At every World Cup there are ghosts at the feast: teams who ought to be there but aren’t. Some of these sides do actually show up but turn out to be shadows of their former selves, like poor old Spain, dead men walking after just a couple of games (there will be a certain ghoulish fascination to seeing how they perform in their final zombie match-up with the Australians). But there are also the teams that you would expect to be watching who have somehow failed to qualify. During the 1970s the ghosts were England, who went from being one of the best teams in the world to no-shows at both the 1974 and 1978 finals. In this tournament part of an entire continent is missing. Europe remains notably over-represented in what is supposed to be a global competition. But it’s not the whole of Europe that is in Brazil. It’s the south and the east. The far north and the east are more or less absent. You could walk (or swim) from Turkey to Norway through an arc of countries with a proud World Cup heritage that have failed to make the cut this time: Bulgaria, Serbia, Romania, Hungary, Austria, the Czech Republic, Poland, Denmark, Sweden and Finland all missed out. This is the first World Cup since 1982 with no Scandinavian representation, and in that tournament there were plenty of sides from the old Soviet bloc to make up the numbers (Hungary, Poland, Czechoslovakia and Yugoslavia were there).

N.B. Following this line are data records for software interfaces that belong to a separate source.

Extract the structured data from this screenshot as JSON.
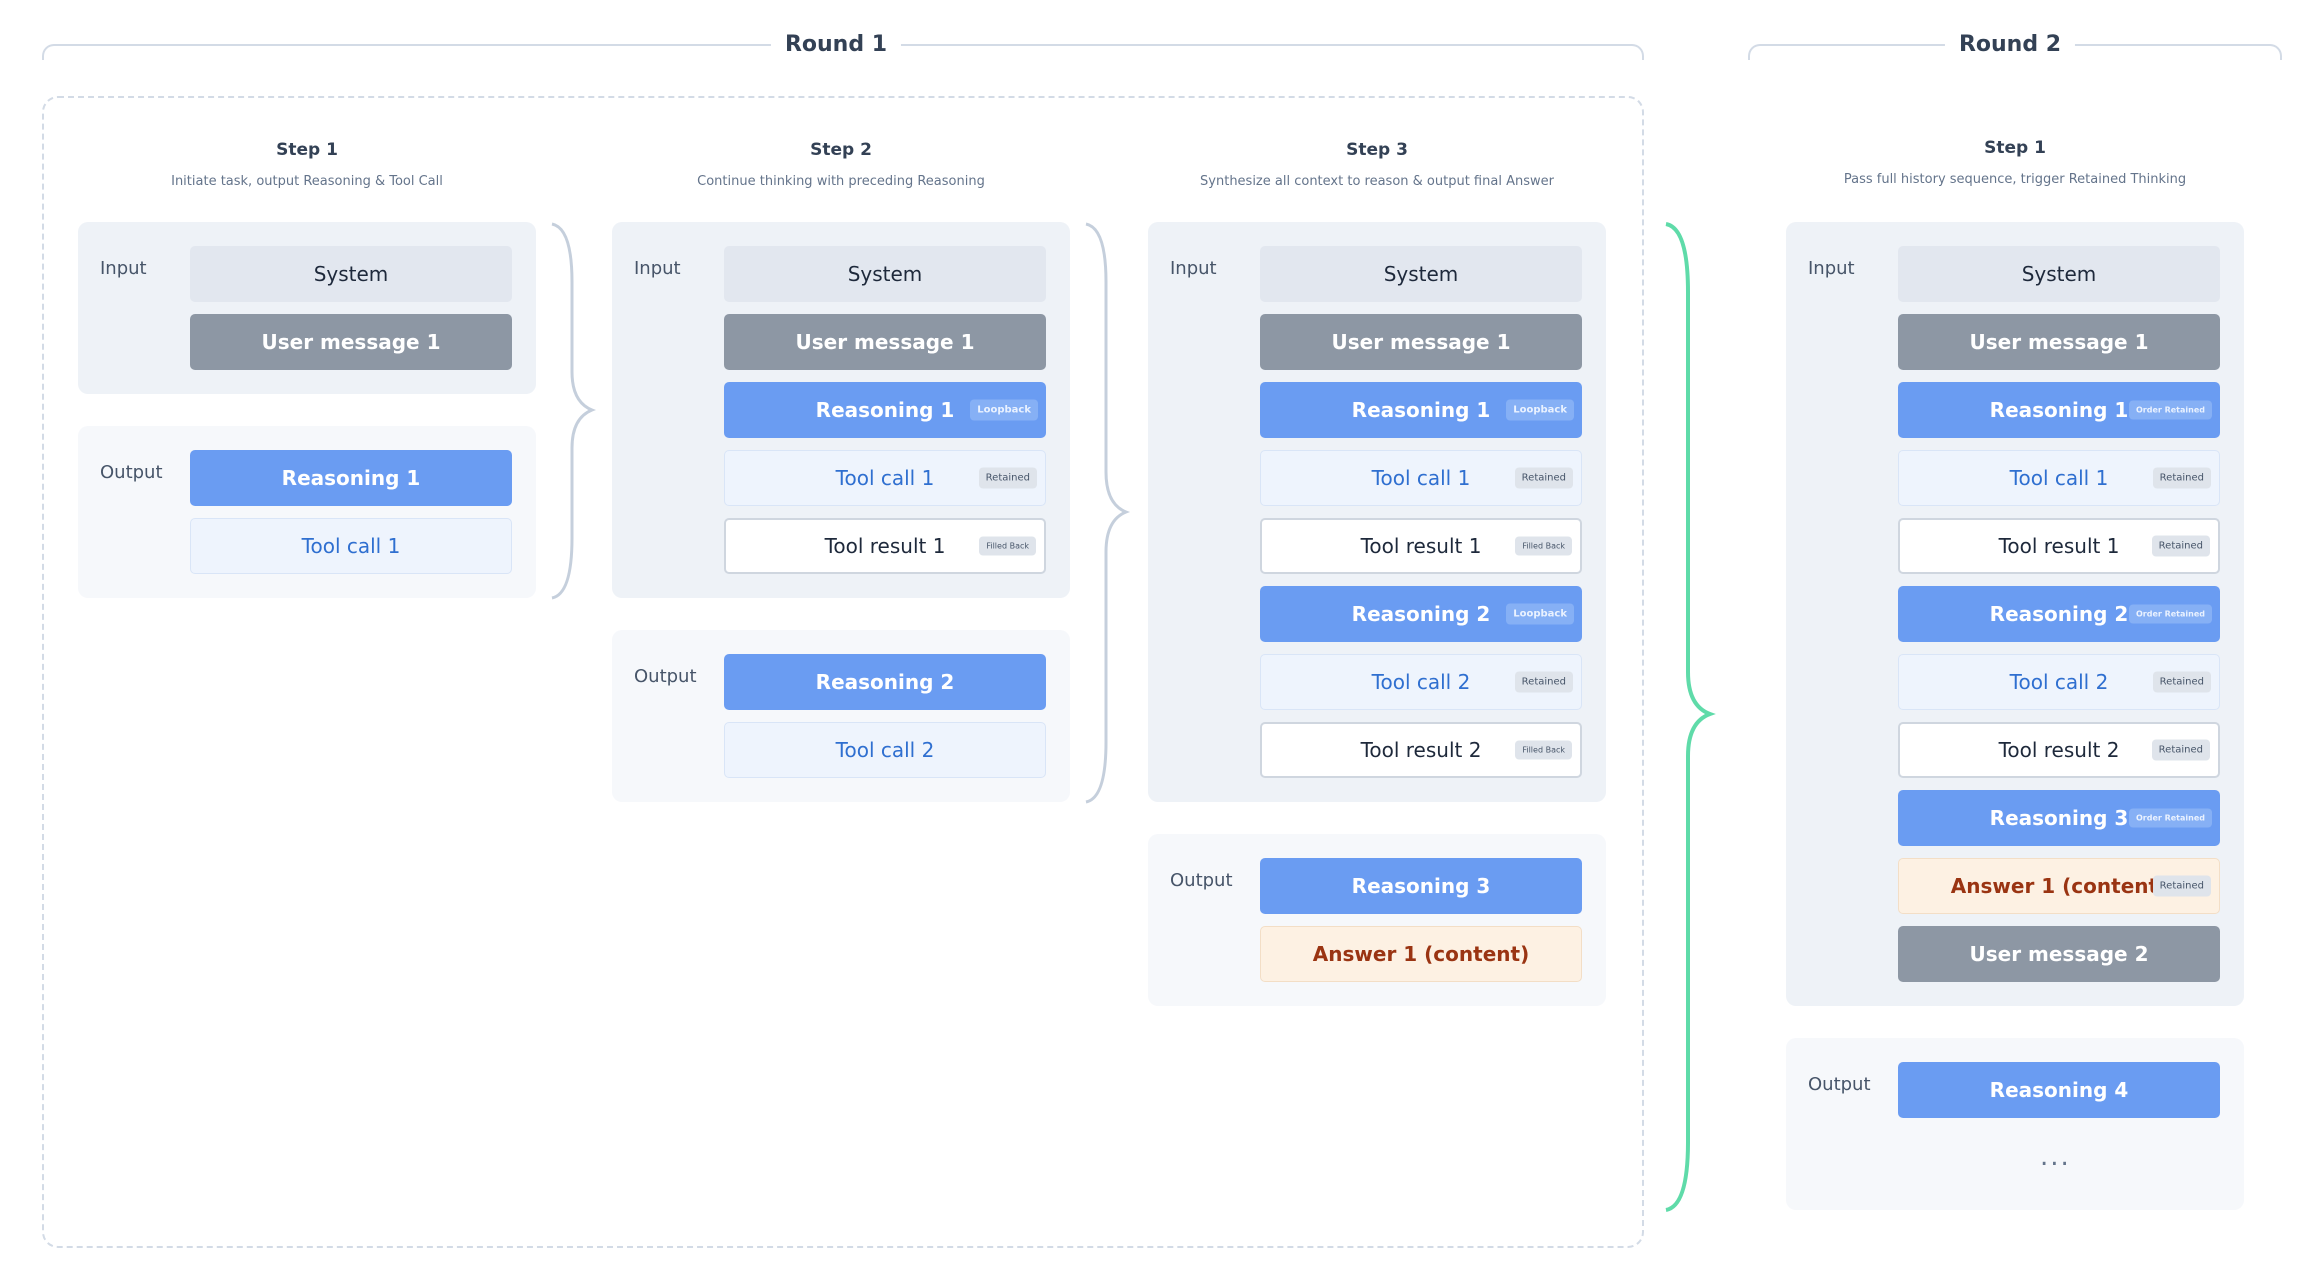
{
  "rounds": {
    "r1": "Round 1",
    "r2": "Round 2"
  },
  "labels": {
    "input": "Input",
    "output": "Output"
  },
  "blocks": {
    "system": "System",
    "user1": "User message 1",
    "user2": "User message 2",
    "reasoning1": "Reasoning 1",
    "reasoning2": "Reasoning 2",
    "reasoning3": "Reasoning 3",
    "reasoning4": "Reasoning 4",
    "toolcall1": "Tool call 1",
    "toolcall2": "Tool call 2",
    "toolresult1": "Tool result 1",
    "toolresult2": "Tool result 2",
    "answer1": "Answer 1 (content)"
  },
  "tags": {
    "loopback": "Loopback",
    "retained": "Retained",
    "filled_back": "Filled Back",
    "order_retained": "Order Retained"
  },
  "steps": {
    "r1s1": {
      "title": "Step 1",
      "subtitle": "Initiate task, output Reasoning & Tool Call"
    },
    "r1s2": {
      "title": "Step 2",
      "subtitle": "Continue thinking with preceding Reasoning"
    },
    "r1s3": {
      "title": "Step 3",
      "subtitle": "Synthesize all context to reason & output final Answer"
    },
    "r2s1": {
      "title": "Step 1",
      "subtitle": "Pass full history sequence, trigger Retained Thinking"
    }
  },
  "ellipsis": "...",
  "colors": {
    "reasoning": "#6a9cf2",
    "user": "#8d97a4",
    "system": "#e2e7ef",
    "toolcall": "#eef4fd",
    "answer": "#fdf1e3",
    "connector": "#c5cfdc",
    "round_connector": "#5fdba9"
  }
}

Poland reached the semi-finals back then, part of a long line of Eastern European teams to emerge as dark horses. One of my very favourite World Cup matches was the quarter-final in 1994, when Bulgaria beat Germany 2-1 with a brace of late goals from Stoichkov and Letchkov. The fun was watching a supremely confident German team crumble in the face of a sudden reversal of fortune (I believe they have a word for that). If anyone is going to take the Germans down a peg or two this time it will have to be from some other part of the world. Eastern European football is not as strong as it used to be. Why aren’t the Scandinavians here? Perhaps it’s just chance (Zlatan Ibrahimovic was certainly unlucky to run up against Cristiano Ronaldo in the Sweden-Portugal qualifying play-off), though it is one of the ironies of the footballing universe that real prosperity does not seem to translate into sporting fortune (Finland, Norway, Sweden and Denmark regularly rank at or the near the top of lists of the best places in the world to live). When it comes to throwing their weight around in European politics the Nordic countries are increasingly assertive. But the impoverished south can still boss them on the football field.
The outlier in this geographical divide is the little pocket that consists of Croatia and Bosnia & Herzegovina. The old Yugoslavia has a strong presence in this tournament. It’s ghostly in a different way. In an earlier post I wrote that there is less national cross-dressing in international sport than once seemed likely. But a notable exception to that rule is Switzerland, whose squad contains four players born in the FYR (two in Kosovo, two in Macedonia), in each case as a result of their parents leaving for Switzerland in the early 1990s. A number of other players, including the entire forward line, were born in Switzerland shortly after their parents emigrated from Bosnia and elsewhere in the FYR. Croatia are going strong in their group. Switzerland, despite a rough time against France, still have a good chance of reaching the next round. Bosnia – or ‘rump Bosnia’ as someone put it to me – are very unlucky to be heading home (the perfectly good goal by Edin Dzeko that was ruled offside in their match against Nigeria was probably the most serious refereeing mistake so far). The children of the Yugoslav wars have been performing well in this tournament, which has come when many of them are at their peak. Some were born during the violence; others only after their parents had fled from it. Affluence doesn’t necessarily breed sporting success. Misfortune sometimes can.